* **WHAT IS NEEDED**: Your answer must restate each entry below word for word, with no pictures in it.

:: THE DATA

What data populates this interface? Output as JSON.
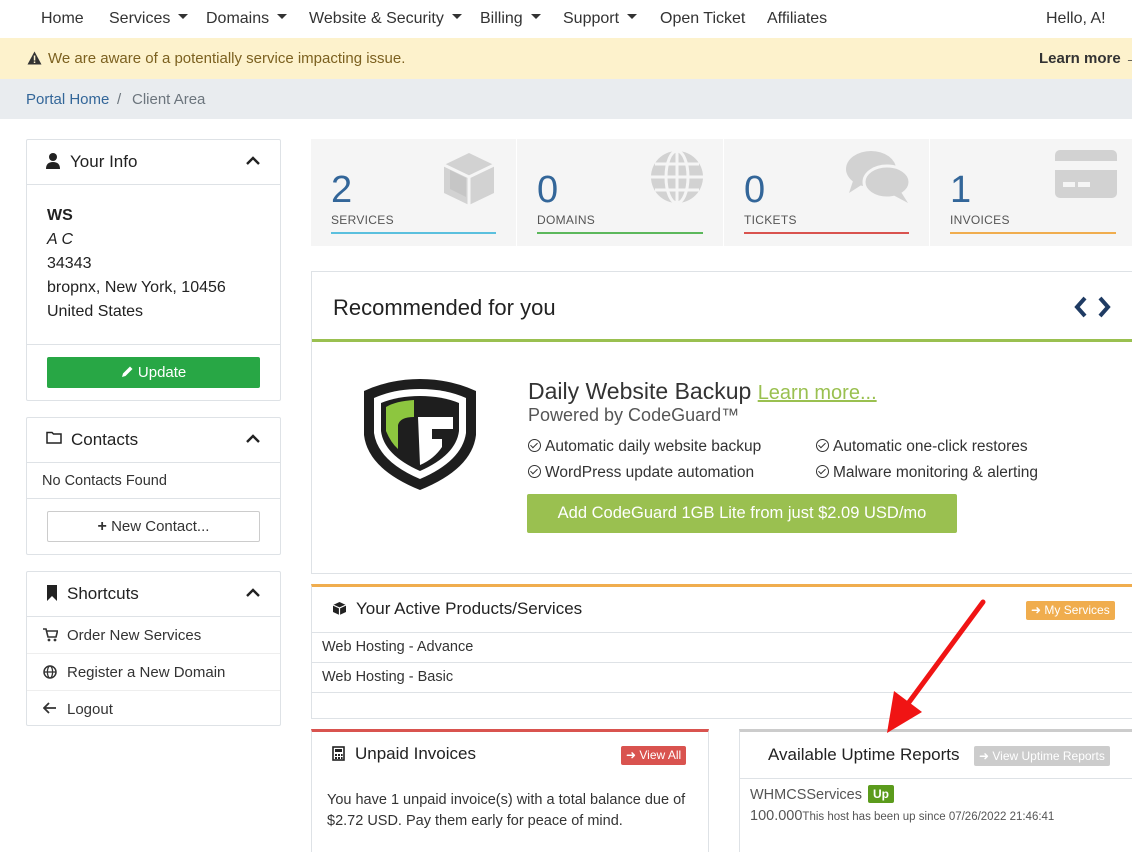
{
  "nav": {
    "home": "Home",
    "services": "Services",
    "domains": "Domains",
    "website_security": "Website & Security",
    "billing": "Billing",
    "support": "Support",
    "open_ticket": "Open Ticket",
    "affiliates": "Affiliates",
    "user": "Hello, A!"
  },
  "alert": {
    "message": "We are aware of a potentially service impacting issue.",
    "learn_more": "Learn more →"
  },
  "breadcrumb": {
    "home": "Portal Home",
    "separator": "/",
    "current": "Client Area"
  },
  "your_info": {
    "title": "Your Info",
    "company": "WS",
    "name": "A C",
    "address1": "34343",
    "city_line": "bropnx, New York, 10456",
    "country": "United States",
    "update_label": "Update"
  },
  "contacts": {
    "title": "Contacts",
    "empty": "No Contacts Found",
    "new_label": "New Contact..."
  },
  "shortcuts": {
    "title": "Shortcuts",
    "items": [
      {
        "label": "Order New Services",
        "icon": "cart-icon"
      },
      {
        "label": "Register a New Domain",
        "icon": "globe-icon"
      },
      {
        "label": "Logout",
        "icon": "arrow-left-icon"
      }
    ]
  },
  "stats": [
    {
      "count": "2",
      "label": "SERVICES",
      "color": "#5bc0de",
      "icon": "cube-icon"
    },
    {
      "count": "0",
      "label": "DOMAINS",
      "color": "#5cb85c",
      "icon": "globe-icon"
    },
    {
      "count": "0",
      "label": "TICKETS",
      "color": "#d9534f",
      "icon": "comments-icon"
    },
    {
      "count": "1",
      "label": "INVOICES",
      "color": "#f0ad4e",
      "icon": "credit-card-icon"
    }
  ],
  "recommended": {
    "title": "Recommended for you",
    "product_title": "Daily Website Backup",
    "learn_more": "Learn more...",
    "powered_by": "Powered by CodeGuard™",
    "features": [
      "Automatic daily website backup",
      "Automatic one-click restores",
      "WordPress update automation",
      "Malware monitoring & alerting"
    ],
    "cta": "Add CodeGuard 1GB Lite from just $2.09 USD/mo",
    "accent": "#9ac050"
  },
  "active_products": {
    "title": "Your Active Products/Services",
    "button": "My Services",
    "items": [
      "Web Hosting - Advance",
      "Web Hosting - Basic"
    ]
  },
  "unpaid_invoices": {
    "title": "Unpaid Invoices",
    "button": "View All",
    "body": "You have 1 unpaid invoice(s) with a total balance due of $2.72 USD. Pay them early for peace of mind."
  },
  "uptime": {
    "title": "Available Uptime Reports",
    "button": "View Uptime Reports",
    "service": "WHMCSServices",
    "status": "Up",
    "percent": "100.000",
    "since": "This host has been up since 07/26/2022 21:46:41"
  }
}
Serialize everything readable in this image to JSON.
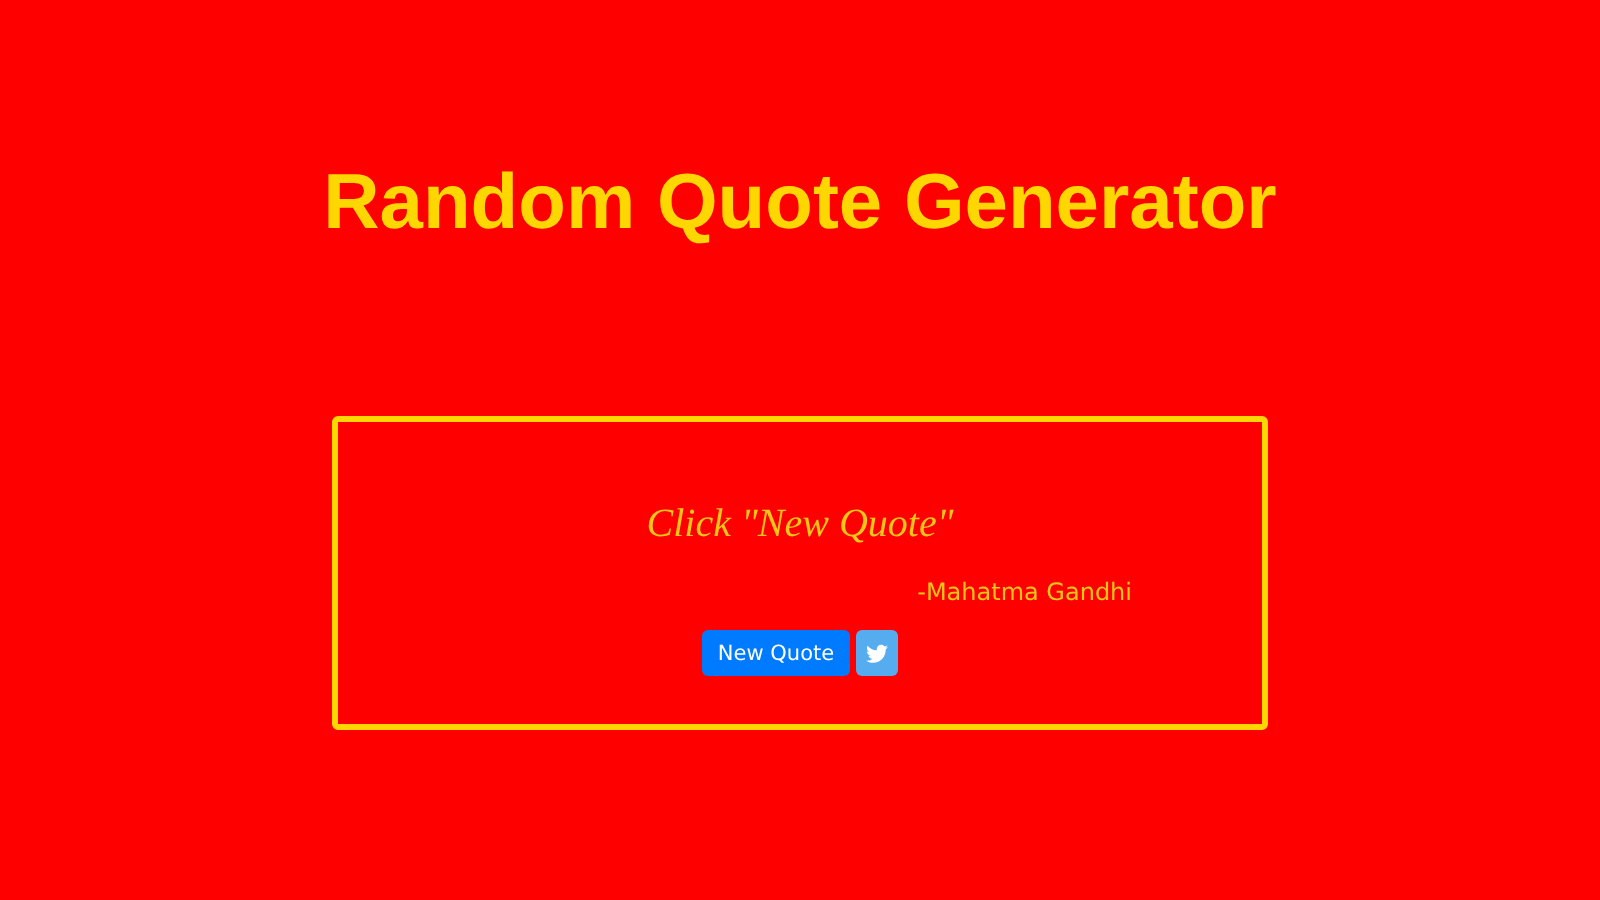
{
  "title": "Random Quote Generator",
  "quote": {
    "text": "Click \"New Quote\"",
    "author": "-Mahatma Gandhi"
  },
  "buttons": [
    {
      "kind": "text",
      "label": "New Quote"
    },
    {
      "kind": "twitter"
    }
  ]
}
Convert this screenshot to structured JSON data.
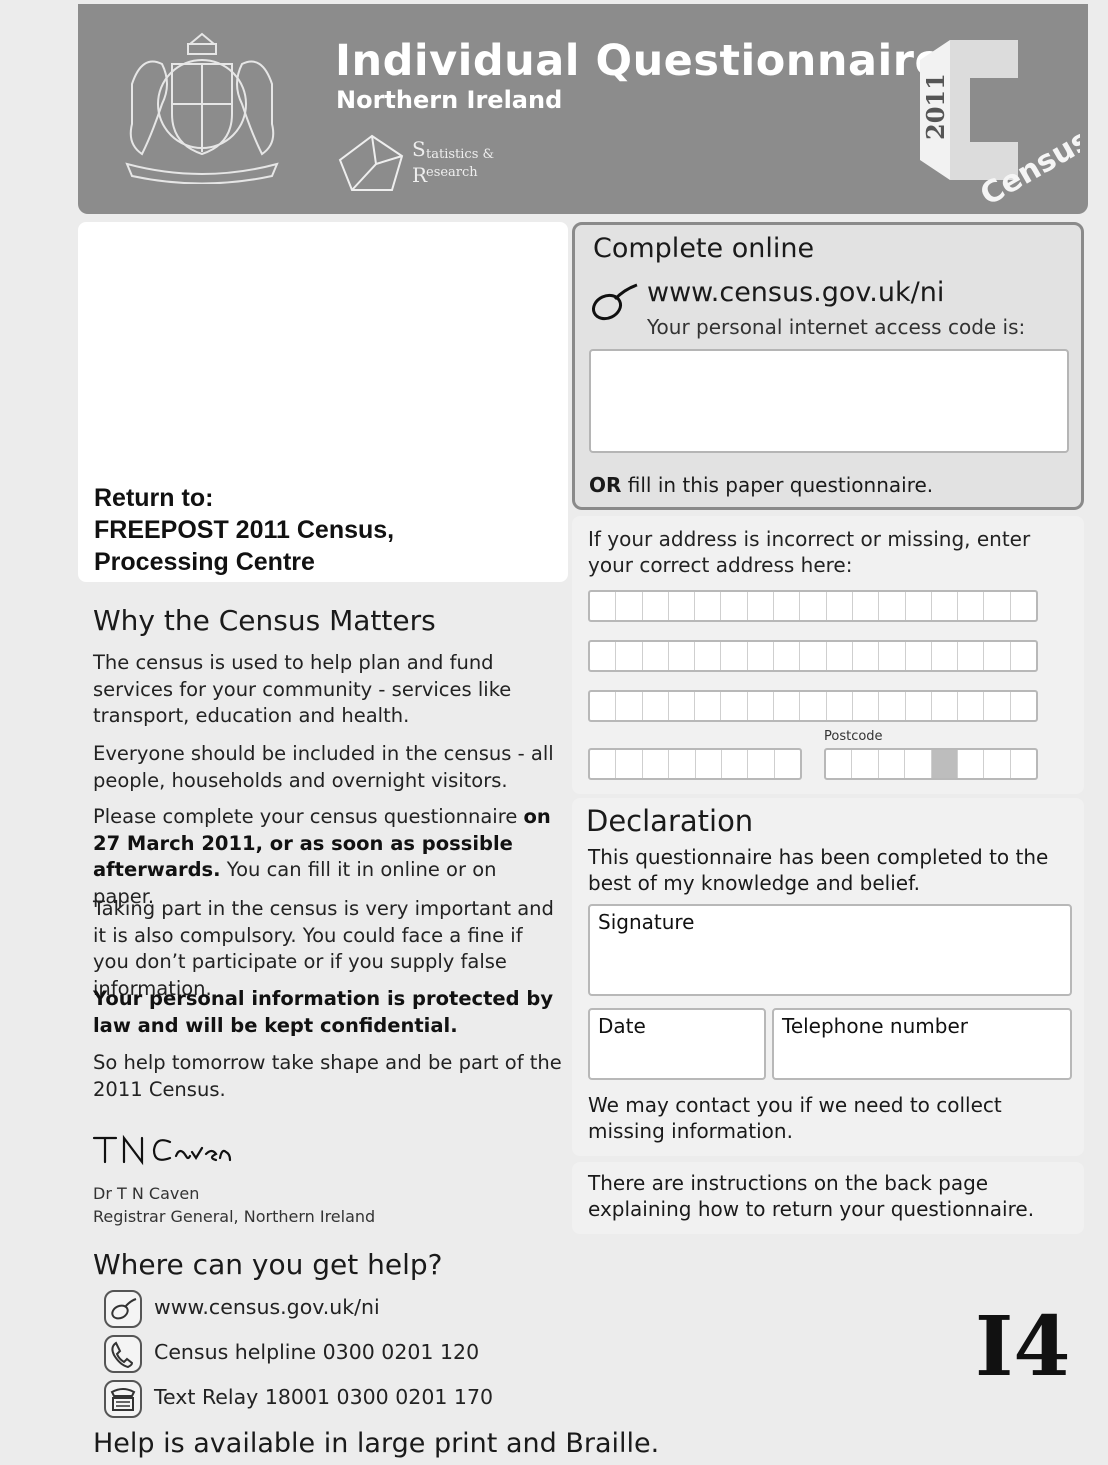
{
  "header": {
    "title": "Individual Questionnaire",
    "subtitle": "Northern Ireland",
    "agency_logo": "Statistics & Research Agency logo",
    "census_logo": {
      "year": "2011",
      "word": "Census"
    }
  },
  "return_address": {
    "line1": "Return to:",
    "line2": "FREEPOST 2011 Census,",
    "line3": "Processing Centre"
  },
  "online": {
    "heading": "Complete online",
    "url": "www.census.gov.uk/ni",
    "access_code_label": "Your personal internet access code is:",
    "alt_prefix": "OR",
    "alt_text": " fill in this paper questionnaire."
  },
  "address": {
    "instructions": "If your address is incorrect or missing, enter your correct address here:",
    "postcode_label": "Postcode"
  },
  "declaration": {
    "heading": "Declaration",
    "text": "This questionnaire has been completed to the best of my knowledge and belief.",
    "signature_label": "Signature",
    "date_label": "Date",
    "telephone_label": "Telephone number",
    "contact_note": "We may contact you if we need to collect missing information."
  },
  "instructions_note": "There are instructions on the back page explaining how to return your questionnaire.",
  "why": {
    "heading": "Why the Census Matters",
    "p1": "The census is used to help plan and fund services for your community - services like transport, education and health.",
    "p2": "Everyone should be included in the census - all people, households and overnight visitors.",
    "p3_normal": "Please complete your census questionnaire",
    "p3_bold": "on 27 March 2011, or as soon as possible afterwards.",
    "p3_tail": " You can fill it in online or on paper.",
    "p4": "Taking part in the census is very important and it is also compulsory. You could face a fine if you don’t participate or if you supply false information.",
    "p5": "Your personal information is protected by law and will be kept confidential.",
    "p6": "So help tomorrow take shape and be part of the 2011 Census.",
    "signature_text": "TN Caven",
    "signatory_name": "Dr T N Caven",
    "signatory_role": "Registrar General, Northern Ireland"
  },
  "help": {
    "heading": "Where can you get help?",
    "items": [
      {
        "icon": "mouse-icon",
        "text": "www.census.gov.uk/ni"
      },
      {
        "icon": "phone-icon",
        "text": "Census helpline 0300 0201 120"
      },
      {
        "icon": "textphone-icon",
        "text": "Text Relay 18001 0300 0201 170"
      }
    ],
    "large_print": "Help is available in large print and Braille."
  },
  "form_code": "I4"
}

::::

* **SOLUTION TO THE EXERCISE**:
What data populates this interface? Output as JSON.
{
  "nav": {
    "home": "Home",
    "services": "Services",
    "domains": "Domains",
    "website_security": "Website & Security",
    "billing": "Billing",
    "support": "Support",
    "open_ticket": "Open Ticket",
    "affiliates": "Affiliates",
    "user": "Hello, A!"
  },
  "alert": {
    "message": "We are aware of a potentially service impacting issue.",
    "learn_more": "Learn more →"
  },
  "breadcrumb": {
    "home": "Portal Home",
    "separator": "/",
    "current": "Client Area"
  },
  "your_info": {
    "title": "Your Info",
    "company": "WS",
    "name": "A C",
    "address1": "34343",
    "city_line": "bropnx, New York, 10456",
    "country": "United States",
    "update_label": "Update"
  },
  "contacts": {
    "title": "Contacts",
    "empty": "No Contacts Found",
    "new_label": "New Contact..."
  },
  "shortcuts": {
    "title": "Shortcuts",
    "items": [
      {
        "label": "Order New Services",
        "icon": "cart-icon"
      },
      {
        "label": "Register a New Domain",
        "icon": "globe-icon"
      },
      {
        "label": "Logout",
        "icon": "arrow-left-icon"
      }
    ]
  },
  "stats": [
    {
      "count": "2",
      "label": "SERVICES",
      "color": "#5bc0de",
      "icon": "cube-icon"
    },
    {
      "count": "0",
      "label": "DOMAINS",
      "color": "#5cb85c",
      "icon": "globe-icon"
    },
    {
      "count": "0",
      "label": "TICKETS",
      "color": "#d9534f",
      "icon": "comments-icon"
    },
    {
      "count": "1",
      "label": "INVOICES",
      "color": "#f0ad4e",
      "icon": "credit-card-icon"
    }
  ],
  "recommended": {
    "title": "Recommended for you",
    "product_title": "Daily Website Backup",
    "learn_more": "Learn more...",
    "powered_by": "Powered by CodeGuard™",
    "features": [
      "Automatic daily website backup",
      "Automatic one-click restores",
      "WordPress update automation",
      "Malware monitoring & alerting"
    ],
    "cta": "Add CodeGuard 1GB Lite from just $2.09 USD/mo",
    "accent": "#9ac050"
  },
  "active_products": {
    "title": "Your Active Products/Services",
    "button": "My Services",
    "items": [
      "Web Hosting - Advance",
      "Web Hosting - Basic"
    ]
  },
  "unpaid_invoices": {
    "title": "Unpaid Invoices",
    "button": "View All",
    "body": "You have 1 unpaid invoice(s) with a total balance due of $2.72 USD. Pay them early for peace of mind."
  },
  "uptime": {
    "title": "Available Uptime Reports",
    "button": "View Uptime Reports",
    "service": "WHMCSServices",
    "status": "Up",
    "percent": "100.000",
    "since": "This host has been up since 07/26/2022 21:46:41"
  }
}
Serialize everything readable in this image to JSON.
{
  "title": "Random Quote Generator",
  "quote": {
    "text": "Click \"New Quote\"",
    "author": "-Mahatma Gandhi"
  },
  "buttons": [
    {
      "kind": "text",
      "label": "New Quote"
    },
    {
      "kind": "twitter"
    }
  ]
}
Convert this screenshot to structured JSON data.
{
  "header": {
    "title": "Individual Questionnaire",
    "subtitle": "Northern Ireland",
    "agency_logo": "Statistics & Research Agency logo",
    "census_logo": {
      "year": "2011",
      "word": "Census"
    }
  },
  "return_address": {
    "line1": "Return to:",
    "line2": "FREEPOST 2011 Census,",
    "line3": "Processing Centre"
  },
  "online": {
    "heading": "Complete online",
    "url": "www.census.gov.uk/ni",
    "access_code_label": "Your personal internet access code is:",
    "alt_prefix": "OR",
    "alt_text": " fill in this paper questionnaire."
  },
  "address": {
    "instructions": "If your address is incorrect or missing, enter your correct address here:",
    "postcode_label": "Postcode"
  },
  "declaration": {
    "heading": "Declaration",
    "text": "This questionnaire has been completed to the best of my knowledge and belief.",
    "signature_label": "Signature",
    "date_label": "Date",
    "telephone_label": "Telephone number",
    "contact_note": "We may contact you if we need to collect missing information."
  },
  "instructions_note": "There are instructions on the back page explaining how to return your questionnaire.",
  "why": {
    "heading": "Why the Census Matters",
    "p1": "The census is used to help plan and fund services for your community - services like transport, education and health.",
    "p2": "Everyone should be included in the census - all people, households and overnight visitors.",
    "p3_normal": "Please complete your census questionnaire",
    "p3_bold": "on 27 March 2011, or as soon as possible afterwards.",
    "p3_tail": " You can fill it in online or on paper.",
    "p4": "Taking part in the census is very important and it is also compulsory. You could face a fine if you don’t participate or if you supply false information.",
    "p5": "Your personal information is protected by law and will be kept confidential.",
    "p6": "So help tomorrow take shape and be part of the 2011 Census.",
    "signature_text": "TN Caven",
    "signatory_name": "Dr T N Caven",
    "signatory_role": "Registrar General, Northern Ireland"
  },
  "help": {
    "heading": "Where can you get help?",
    "items": [
      {
        "icon": "mouse-icon",
        "text": "www.census.gov.uk/ni"
      },
      {
        "icon": "phone-icon",
        "text": "Census helpline 0300 0201 120"
      },
      {
        "icon": "textphone-icon",
        "text": "Text Relay 18001 0300 0201 170"
      }
    ],
    "large_print": "Help is available in large print and Braille."
  },
  "form_code": "I4"
}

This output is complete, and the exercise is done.